── Extracted data ──
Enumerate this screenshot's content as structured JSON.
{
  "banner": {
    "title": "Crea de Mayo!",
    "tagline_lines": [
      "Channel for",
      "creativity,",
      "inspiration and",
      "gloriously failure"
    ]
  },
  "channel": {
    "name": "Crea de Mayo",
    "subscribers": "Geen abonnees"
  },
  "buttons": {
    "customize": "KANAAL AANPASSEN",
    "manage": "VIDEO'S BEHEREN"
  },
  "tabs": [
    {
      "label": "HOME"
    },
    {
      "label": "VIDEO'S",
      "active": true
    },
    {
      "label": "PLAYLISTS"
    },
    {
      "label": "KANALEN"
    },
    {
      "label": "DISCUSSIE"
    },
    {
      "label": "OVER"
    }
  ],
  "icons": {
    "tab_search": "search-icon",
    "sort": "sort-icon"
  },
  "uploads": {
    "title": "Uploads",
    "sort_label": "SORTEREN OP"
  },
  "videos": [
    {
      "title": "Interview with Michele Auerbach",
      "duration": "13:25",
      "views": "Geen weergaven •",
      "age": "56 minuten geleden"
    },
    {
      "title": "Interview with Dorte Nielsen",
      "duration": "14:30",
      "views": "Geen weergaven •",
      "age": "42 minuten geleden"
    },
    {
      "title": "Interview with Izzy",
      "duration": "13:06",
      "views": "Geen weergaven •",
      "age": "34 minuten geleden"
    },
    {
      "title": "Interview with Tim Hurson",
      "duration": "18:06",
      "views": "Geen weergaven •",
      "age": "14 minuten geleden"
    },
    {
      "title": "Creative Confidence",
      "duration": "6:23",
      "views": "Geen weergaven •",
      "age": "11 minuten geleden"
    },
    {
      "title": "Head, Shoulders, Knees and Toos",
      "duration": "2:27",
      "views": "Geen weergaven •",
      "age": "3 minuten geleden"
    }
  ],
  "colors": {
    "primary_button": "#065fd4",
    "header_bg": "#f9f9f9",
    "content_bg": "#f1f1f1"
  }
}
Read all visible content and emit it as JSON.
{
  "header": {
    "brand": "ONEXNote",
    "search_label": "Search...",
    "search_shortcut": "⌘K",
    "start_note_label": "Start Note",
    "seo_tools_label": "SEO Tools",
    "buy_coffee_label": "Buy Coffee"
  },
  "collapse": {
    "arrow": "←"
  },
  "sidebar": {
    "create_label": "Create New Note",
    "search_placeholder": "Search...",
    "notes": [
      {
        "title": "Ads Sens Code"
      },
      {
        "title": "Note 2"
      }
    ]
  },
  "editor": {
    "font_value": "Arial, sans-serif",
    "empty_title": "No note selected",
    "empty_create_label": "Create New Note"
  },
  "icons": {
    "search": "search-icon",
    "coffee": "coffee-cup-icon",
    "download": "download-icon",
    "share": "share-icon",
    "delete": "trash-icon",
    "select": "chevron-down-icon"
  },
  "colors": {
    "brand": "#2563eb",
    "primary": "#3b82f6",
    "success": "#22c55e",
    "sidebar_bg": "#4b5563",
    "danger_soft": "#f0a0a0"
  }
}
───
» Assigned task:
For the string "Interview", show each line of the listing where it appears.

» Task result:
      "title": "Interview with Michele Auerbach",
      "title": "Interview with Dorte Nielsen",
      "title": "Interview with Izzy",
      "title": "Interview with Tim Hurson",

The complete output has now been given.